_EXERCISE_
Copy out each line of the material below that holds the string "sports".

● ● ● ● ● ● ●

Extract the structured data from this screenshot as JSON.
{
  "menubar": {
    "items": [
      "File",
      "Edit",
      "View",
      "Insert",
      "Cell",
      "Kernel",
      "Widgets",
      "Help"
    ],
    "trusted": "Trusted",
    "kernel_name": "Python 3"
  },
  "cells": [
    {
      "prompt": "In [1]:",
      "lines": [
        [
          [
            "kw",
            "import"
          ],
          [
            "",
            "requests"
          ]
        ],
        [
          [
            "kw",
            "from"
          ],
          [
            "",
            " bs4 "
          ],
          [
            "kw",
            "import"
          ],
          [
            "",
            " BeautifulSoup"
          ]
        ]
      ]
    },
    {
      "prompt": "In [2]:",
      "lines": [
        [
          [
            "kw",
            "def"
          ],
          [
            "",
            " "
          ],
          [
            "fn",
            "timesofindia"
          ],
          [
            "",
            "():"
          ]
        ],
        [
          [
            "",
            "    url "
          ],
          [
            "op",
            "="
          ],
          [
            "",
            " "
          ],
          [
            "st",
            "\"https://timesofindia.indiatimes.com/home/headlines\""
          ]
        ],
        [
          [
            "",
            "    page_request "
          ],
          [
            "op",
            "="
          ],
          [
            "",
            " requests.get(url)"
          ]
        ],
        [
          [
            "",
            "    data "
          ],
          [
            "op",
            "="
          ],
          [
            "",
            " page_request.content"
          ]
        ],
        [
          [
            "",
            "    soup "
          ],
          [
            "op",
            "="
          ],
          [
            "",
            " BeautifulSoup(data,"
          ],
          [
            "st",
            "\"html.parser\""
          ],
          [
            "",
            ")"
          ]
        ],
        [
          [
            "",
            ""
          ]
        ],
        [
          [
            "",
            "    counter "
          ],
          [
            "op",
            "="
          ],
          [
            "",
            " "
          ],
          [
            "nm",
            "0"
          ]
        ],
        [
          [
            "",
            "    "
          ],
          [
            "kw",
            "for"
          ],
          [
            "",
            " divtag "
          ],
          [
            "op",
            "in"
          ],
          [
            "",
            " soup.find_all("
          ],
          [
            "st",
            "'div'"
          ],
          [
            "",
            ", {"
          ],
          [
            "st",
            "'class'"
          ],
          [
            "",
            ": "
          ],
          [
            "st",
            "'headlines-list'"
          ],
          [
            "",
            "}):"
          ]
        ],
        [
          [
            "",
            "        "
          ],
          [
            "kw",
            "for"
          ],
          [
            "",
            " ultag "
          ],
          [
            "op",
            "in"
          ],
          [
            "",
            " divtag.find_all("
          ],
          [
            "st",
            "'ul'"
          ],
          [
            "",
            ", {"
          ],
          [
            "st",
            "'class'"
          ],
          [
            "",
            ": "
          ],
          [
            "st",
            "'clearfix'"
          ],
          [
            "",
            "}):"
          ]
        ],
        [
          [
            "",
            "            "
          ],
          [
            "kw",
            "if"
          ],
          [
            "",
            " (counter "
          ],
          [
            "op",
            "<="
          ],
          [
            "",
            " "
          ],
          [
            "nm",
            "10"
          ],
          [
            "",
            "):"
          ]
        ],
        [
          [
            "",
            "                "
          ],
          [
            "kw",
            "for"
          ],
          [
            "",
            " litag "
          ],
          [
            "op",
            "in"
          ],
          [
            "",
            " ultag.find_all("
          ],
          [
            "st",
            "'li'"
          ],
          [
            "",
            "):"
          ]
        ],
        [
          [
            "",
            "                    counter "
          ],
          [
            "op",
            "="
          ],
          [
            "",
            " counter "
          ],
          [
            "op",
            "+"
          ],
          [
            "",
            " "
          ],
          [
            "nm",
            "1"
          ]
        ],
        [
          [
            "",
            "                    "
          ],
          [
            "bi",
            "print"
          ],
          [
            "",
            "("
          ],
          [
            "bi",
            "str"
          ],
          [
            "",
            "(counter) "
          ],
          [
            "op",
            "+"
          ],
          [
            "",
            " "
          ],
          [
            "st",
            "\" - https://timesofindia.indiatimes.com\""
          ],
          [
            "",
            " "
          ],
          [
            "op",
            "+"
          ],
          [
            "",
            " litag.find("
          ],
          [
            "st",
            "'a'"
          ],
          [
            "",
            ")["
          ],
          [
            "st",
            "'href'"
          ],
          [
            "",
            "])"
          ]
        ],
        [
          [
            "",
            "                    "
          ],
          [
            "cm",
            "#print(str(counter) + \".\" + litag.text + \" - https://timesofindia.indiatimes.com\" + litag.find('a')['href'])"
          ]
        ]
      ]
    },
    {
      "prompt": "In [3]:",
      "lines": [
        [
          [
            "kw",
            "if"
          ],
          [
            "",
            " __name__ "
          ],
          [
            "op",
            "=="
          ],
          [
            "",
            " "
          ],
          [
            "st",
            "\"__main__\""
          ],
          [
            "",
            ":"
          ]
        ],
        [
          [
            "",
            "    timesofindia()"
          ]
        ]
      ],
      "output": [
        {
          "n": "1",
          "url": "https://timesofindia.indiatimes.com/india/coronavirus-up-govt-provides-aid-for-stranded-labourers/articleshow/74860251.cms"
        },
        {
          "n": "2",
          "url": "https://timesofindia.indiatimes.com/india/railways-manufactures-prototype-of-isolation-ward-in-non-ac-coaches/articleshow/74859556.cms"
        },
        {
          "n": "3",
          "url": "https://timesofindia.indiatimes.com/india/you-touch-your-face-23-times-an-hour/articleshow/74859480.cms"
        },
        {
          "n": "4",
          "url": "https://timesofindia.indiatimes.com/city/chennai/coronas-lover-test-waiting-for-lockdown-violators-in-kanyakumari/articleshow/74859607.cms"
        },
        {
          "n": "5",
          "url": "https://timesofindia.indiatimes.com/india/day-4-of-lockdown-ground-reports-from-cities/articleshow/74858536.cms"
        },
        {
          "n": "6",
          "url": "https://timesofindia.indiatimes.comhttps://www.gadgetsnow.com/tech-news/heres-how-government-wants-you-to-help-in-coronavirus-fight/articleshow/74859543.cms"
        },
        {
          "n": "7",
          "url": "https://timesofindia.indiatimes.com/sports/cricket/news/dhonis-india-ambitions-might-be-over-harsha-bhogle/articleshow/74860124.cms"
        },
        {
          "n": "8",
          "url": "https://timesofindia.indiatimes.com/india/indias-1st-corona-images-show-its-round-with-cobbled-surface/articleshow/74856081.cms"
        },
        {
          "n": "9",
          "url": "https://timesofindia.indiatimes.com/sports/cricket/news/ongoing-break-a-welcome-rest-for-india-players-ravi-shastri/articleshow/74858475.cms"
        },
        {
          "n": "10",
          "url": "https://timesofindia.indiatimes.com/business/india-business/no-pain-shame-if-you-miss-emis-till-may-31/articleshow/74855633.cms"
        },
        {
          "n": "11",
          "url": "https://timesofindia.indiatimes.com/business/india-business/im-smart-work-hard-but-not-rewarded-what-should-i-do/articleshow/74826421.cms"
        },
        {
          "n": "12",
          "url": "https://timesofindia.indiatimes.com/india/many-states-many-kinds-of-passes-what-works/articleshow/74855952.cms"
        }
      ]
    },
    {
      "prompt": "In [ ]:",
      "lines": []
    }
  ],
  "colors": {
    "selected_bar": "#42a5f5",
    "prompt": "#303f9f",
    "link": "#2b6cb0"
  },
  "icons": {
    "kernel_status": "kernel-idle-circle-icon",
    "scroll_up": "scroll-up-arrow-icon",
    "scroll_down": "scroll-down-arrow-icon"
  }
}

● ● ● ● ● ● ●

_RESPONSE FOR THIS EXERCISE_
          "url": "https://timesofindia.indiatimes.com/sports/cricket/news/dhonis-india-ambitions-might-be-over-harsha-bhogle/articleshow/74860124.cms"
          "url": "https://timesofindia.indiatimes.com/sports/cricket/news/ongoing-break-a-welcome-rest-for-india-players-ravi-shastri/articleshow/74858475.cms"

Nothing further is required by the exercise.